Restaurant hosts are on the frontline of the Covid culture wars
Restaurant hosts are on the frontlines of the Covid culture wars, reports Priya Krishna in The New York Times. Once seen as a somewhat glamorous industry position, hosts now perform unenviable tasks like asking customers to wear masks, observe social distancing, or present proof of vaccination. Many hosts are young women earning entry-level wages and lack the support to verify vaccination cards or cope with impatient and increasingly angry customers; in recent weeks, hosts were physically attacked after trying to enforce Covid-19 guidelines at restaurants in Louisiana and New York.

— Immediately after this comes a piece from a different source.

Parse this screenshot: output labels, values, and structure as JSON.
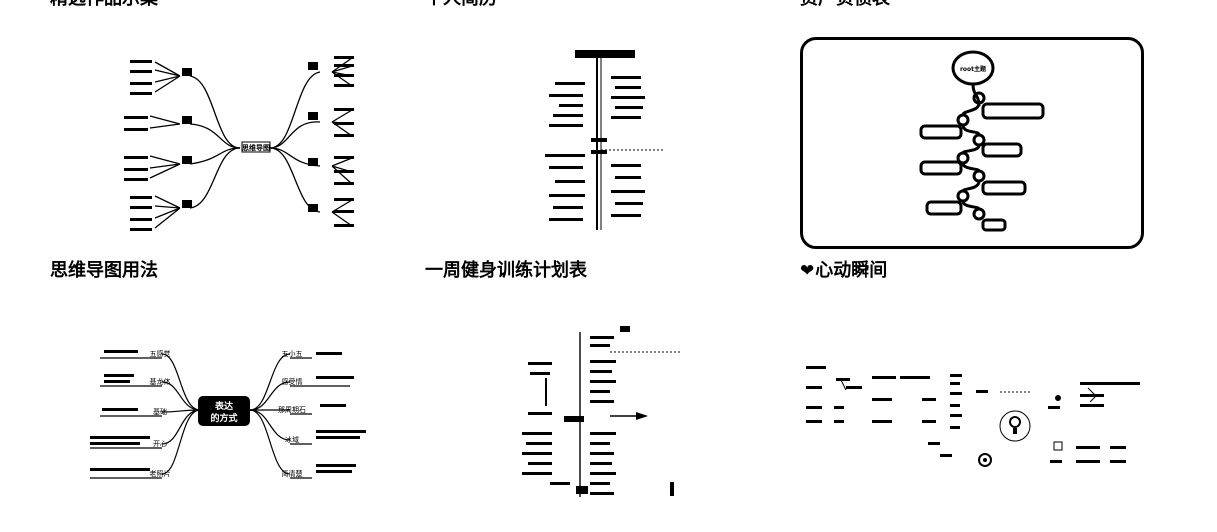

Moreover, staffing shortages in restaurants have forced many hosts to take on additional duties such as clearing tables. These challenges are compounded by low industry pay—the U.S. Bureau of Labor Statistics reported in 2020 that the average annual pay for hosts was $24,800. Not a surprise that many hosts are leaving the industry for better-paying and less stressful jobs.